PROBLEM:
Please find every line in the entries below that contains the string "ROOM", and copy it.

[Excerpts from an interface dataset]
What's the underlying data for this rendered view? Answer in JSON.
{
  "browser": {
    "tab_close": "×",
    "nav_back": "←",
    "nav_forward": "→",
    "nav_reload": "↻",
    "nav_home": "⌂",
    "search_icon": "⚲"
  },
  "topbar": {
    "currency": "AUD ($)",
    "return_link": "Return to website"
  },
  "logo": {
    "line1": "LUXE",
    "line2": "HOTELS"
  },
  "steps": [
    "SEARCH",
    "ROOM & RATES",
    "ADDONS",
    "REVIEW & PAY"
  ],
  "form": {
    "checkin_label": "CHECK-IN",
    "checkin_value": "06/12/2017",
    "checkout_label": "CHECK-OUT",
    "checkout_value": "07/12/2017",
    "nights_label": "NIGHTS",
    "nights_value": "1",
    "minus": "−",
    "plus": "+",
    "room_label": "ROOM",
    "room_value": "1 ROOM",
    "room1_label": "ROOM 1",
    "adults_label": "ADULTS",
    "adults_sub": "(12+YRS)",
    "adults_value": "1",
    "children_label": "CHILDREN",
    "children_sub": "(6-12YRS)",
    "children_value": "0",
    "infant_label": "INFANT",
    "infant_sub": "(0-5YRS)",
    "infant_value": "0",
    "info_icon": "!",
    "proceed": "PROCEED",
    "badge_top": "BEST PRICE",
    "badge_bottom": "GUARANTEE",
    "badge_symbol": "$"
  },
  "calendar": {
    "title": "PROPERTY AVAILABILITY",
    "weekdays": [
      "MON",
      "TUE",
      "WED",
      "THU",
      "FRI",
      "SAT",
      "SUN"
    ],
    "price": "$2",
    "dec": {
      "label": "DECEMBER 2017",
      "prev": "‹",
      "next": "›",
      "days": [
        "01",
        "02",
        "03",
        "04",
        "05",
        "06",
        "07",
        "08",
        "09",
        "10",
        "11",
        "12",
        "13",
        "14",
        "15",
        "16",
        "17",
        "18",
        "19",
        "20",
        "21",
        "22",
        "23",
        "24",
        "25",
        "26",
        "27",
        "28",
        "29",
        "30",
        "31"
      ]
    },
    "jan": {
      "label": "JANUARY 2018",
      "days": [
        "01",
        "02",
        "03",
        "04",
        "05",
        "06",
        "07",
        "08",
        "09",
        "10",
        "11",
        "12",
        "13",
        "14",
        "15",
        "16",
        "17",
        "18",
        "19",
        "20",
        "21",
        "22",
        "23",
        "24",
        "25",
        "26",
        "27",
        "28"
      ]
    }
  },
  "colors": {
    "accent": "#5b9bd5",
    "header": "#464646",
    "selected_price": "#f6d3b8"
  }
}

EXERCISE RESULT:
    "ROOM & RATES",
    "room_label": "ROOM",
    "room_value": "1 ROOM",
    "room1_label": "ROOM 1",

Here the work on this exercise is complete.